Bliss responds to Health and Social Care Committee report looking at NHS staffing

Posted on July 25, 2022

Baby in incubator on neonatal unit with nurse in background attending to the baby

Bliss welcomes the reports published today by the Health and Social Care Committee and their Expert Panel which highlight the risk to patients that the current NHS staffing crisis poses.

Caroline Lee-Davey, Chief Executive of Bliss, said: "For babies born premature or sick to have the best chance of survival and quality of life it is essential that neonatal services need to be staffed appropriately – both in numbers of staff per baby and in the skills mix on the neonatal unit. Despite the wealth of evidence that the safety of services relies on there being adequate numbers of appropriately trained staff, neonatal services remain chronically understaffed across all specialties.

Bliss’ research from 2019 shows the significant impact of understaffing on neonatal staff, with 87 per cent of staff saying that understaffing negatively affects their mental health and wellbeing. This in turn risks compounding the problem, with high levels of burnout potentially driving more staff to leave the profession.

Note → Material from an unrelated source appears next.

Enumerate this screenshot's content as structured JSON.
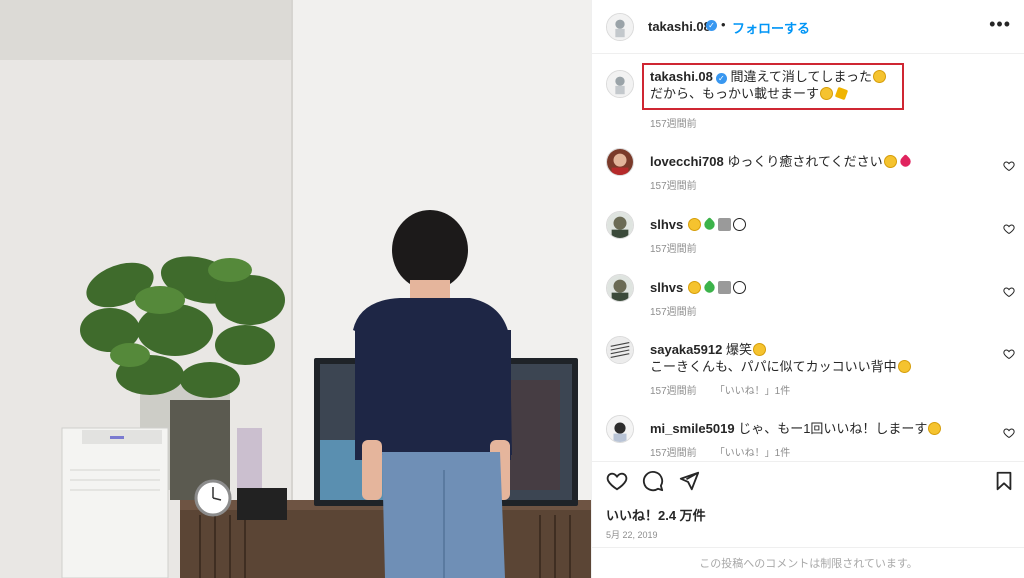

Neonatal nurses and doctors are going above and beyond every day caring for vulnerable babies and this understaffing simply cannot go on.

The most recent National Neonatal Audit Programme (NNAP) report showed that at least 20 per cent of shifts still do not meet the minimum standard for number of nurses, and less than half have the required number of staff qualified in specialty.

While the Neonatal Critical Care Review Implementation has been backed by funding to develop the nursing workforce there is far less resource committed to developing the Allied Health Professional workforce, and no clear plan at all to address medical staffing gaps.

We are also concerned to see the ongoing issues in maternity care raised in the HSCC reports, particularly given recent findings from the Ockenden report, and others, which have highlighted the impact of maternity staffing on the safety and outcomes of both mothers and babies.

It is imperative that the Government acts on the findings and recommendations made by this and other reports, and that commitments are backed by appropriate funding."